But coalition efforts did not focus solely on insurgent forces. As the bad guys were being pushed out, efforts to improve essential services for the Iraqi people were stepped up as well.

Baghdad is an ancient city, with its municipal services laid in between the 1950s and 1970s that must be serviced and repaird to continue working.

"Essential services absolutely cannot go forward unless the municipal workers can go across the city and do their jobs," said Collier. "A trash collector or utility repair guy isn't going to go into a hostile war zone, because he's not trained as a Soldier. Unless there is security in an area, the trash doesn't get picked up; the sewer lines don't get fixed; the water lines don't get fixed; the electrical lines don't get repaired -- then the neighborhood falls apart."

In July, electricity, previously available one to two hours a day, increased to six to eight hours a day. The Dora Thermal Power Plant brought all its boilers on line, and al-Qaeda is no longer targeting the high-tension electrical cables coming into the city. Repairs are proceeding on all the substations and transformers, and a lot of that is thanks to increased security, Collier said.

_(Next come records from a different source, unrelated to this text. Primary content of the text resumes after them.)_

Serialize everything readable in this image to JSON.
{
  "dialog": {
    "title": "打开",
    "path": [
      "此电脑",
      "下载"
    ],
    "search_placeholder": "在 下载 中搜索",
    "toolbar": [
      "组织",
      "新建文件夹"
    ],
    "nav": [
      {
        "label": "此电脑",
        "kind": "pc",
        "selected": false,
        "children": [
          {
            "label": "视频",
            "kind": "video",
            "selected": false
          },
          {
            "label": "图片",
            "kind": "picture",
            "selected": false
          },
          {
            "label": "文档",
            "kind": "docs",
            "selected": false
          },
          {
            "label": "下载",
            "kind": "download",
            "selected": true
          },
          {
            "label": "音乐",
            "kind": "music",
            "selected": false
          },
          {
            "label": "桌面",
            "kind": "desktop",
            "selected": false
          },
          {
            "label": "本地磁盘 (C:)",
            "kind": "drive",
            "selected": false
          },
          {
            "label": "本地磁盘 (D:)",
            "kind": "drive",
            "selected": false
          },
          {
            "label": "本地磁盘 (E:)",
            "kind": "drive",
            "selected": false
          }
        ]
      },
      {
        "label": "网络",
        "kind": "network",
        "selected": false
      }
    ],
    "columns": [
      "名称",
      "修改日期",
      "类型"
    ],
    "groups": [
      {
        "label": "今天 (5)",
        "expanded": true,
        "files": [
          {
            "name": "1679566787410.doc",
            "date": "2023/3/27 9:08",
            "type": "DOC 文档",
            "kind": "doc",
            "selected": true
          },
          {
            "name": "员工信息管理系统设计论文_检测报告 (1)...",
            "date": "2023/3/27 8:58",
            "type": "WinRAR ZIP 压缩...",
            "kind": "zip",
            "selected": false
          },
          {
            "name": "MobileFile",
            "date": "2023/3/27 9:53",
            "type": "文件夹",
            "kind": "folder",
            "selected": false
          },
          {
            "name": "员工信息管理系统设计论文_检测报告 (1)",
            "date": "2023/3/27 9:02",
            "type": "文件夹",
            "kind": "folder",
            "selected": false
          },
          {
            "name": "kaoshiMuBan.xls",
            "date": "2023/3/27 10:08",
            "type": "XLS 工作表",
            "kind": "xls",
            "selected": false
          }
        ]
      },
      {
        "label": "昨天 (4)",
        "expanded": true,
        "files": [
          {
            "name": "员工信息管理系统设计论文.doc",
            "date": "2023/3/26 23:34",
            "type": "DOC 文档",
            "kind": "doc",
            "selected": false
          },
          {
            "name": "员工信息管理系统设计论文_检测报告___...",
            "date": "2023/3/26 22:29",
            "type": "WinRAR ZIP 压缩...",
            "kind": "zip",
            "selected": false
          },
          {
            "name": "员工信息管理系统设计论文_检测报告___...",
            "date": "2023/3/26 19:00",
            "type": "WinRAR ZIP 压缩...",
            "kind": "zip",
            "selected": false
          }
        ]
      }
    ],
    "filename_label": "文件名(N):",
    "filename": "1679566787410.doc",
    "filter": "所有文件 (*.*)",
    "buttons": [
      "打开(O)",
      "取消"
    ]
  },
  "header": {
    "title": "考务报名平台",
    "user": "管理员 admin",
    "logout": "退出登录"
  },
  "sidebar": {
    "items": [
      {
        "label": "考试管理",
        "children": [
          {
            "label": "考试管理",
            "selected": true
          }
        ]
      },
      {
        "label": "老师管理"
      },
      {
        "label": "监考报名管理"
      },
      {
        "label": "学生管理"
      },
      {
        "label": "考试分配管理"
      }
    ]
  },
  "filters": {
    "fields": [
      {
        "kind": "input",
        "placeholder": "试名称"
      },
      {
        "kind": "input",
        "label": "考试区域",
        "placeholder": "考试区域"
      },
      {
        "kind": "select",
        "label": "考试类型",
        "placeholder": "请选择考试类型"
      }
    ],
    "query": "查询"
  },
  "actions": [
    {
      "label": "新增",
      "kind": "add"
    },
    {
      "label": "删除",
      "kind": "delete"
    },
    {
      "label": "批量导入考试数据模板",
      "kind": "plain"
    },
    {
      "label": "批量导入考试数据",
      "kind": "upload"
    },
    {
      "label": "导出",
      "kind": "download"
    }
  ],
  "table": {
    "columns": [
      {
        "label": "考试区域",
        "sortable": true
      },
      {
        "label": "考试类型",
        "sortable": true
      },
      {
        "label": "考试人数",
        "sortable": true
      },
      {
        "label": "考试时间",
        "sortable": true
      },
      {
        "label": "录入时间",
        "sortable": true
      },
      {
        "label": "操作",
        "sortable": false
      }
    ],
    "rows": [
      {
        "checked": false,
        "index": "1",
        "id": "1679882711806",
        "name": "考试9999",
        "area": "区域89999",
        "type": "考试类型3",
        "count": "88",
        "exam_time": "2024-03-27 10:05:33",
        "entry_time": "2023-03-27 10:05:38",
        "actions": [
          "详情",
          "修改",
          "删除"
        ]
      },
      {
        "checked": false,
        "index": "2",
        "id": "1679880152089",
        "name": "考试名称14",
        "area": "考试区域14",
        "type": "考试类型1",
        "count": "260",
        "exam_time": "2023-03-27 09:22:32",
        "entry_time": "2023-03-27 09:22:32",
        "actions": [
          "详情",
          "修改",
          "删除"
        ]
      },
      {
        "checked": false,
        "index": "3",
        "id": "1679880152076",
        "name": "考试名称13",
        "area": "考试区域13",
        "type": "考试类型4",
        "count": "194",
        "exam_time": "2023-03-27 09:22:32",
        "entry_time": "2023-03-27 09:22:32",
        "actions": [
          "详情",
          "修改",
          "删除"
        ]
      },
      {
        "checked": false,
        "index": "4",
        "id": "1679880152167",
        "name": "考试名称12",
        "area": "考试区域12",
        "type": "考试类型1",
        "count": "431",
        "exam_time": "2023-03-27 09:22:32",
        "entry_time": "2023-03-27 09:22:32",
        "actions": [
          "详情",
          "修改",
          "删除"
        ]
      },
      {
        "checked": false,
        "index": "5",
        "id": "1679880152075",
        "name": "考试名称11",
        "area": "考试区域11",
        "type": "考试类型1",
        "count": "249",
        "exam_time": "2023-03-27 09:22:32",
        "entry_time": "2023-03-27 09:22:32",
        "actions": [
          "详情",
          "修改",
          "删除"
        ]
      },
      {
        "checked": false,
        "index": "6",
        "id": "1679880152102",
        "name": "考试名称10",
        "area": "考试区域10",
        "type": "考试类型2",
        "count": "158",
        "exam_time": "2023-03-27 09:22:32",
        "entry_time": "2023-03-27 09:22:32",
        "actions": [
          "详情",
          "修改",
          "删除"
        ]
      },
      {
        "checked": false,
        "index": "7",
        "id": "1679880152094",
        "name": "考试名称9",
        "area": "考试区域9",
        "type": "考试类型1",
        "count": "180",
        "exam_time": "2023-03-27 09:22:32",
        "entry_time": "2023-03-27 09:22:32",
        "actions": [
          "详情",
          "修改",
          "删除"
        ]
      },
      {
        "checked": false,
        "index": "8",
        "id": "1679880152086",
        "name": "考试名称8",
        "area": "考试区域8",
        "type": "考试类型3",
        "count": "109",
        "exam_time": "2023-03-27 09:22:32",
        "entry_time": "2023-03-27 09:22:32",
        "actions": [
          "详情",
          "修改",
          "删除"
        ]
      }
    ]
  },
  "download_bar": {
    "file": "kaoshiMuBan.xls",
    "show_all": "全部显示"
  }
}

With the "Dagger Brigade's" deployment on its final leg, it will be up to the Soldiers of the 2nd BCT, 101st Airborne to continue the success of the USAREUR troops who preceded them.

"So now we've hit a turning point. Now (2nd BCT, 101st Airborne) is taking over where it's pretty critical," said Maj. Henry Delacruz, "Dagger Brigade" civil affairs officer. "The (government of Iraq) has got to take advantage of the improved security and help provide essential services (and) help create employment through various means, whether through essential services or through economic needs.

"This is the hard part. As Soldiers, we know how to fight. We know how to find the bad guys. The hard part is this nation-building piece. It's helping facilitate governance in an area. It's tough trying to revitalize the northwest Baghdad economy, and it's tough trying to revitalize essential services, especially something that has been broken for the last three, four or five years."

"If we could get 20 hours of electrical services across the city, that would be immense. You would see a greater boom of prosperity, and people able to educate themselves," Collier said. "The industry can get back on their feet much easier."

The first steps, getting essential services and physical structures up and markets and stores running again, seems to be taking shape, Collier said. Improving security sparked a dramatic turn-around; eight of 10 markets here are open, and 90 percent of the shops in them are operational.

"The next piece is building some of the economic structures that nations and economies have," said Collier. "People need money to start a business."

Iraqis need to financial institutions in which to deposit money, get loans, write business plans and manage their money based on Islamic traditions, he added. The third step is the continual expansion of markets and building associations and increasing the amount of business that goes through the neighborhoods.

As all these trends move forward, the Iraqi government needs to play a larger role in securing Iraq's future. There is a huge gap between the government and the people of Iraq, said Collier.

"We want to bring the government to the people," he continued. "We want to broker a relationship between the government and the people."

Page last updated Thu November 15th, 2007 at 06:46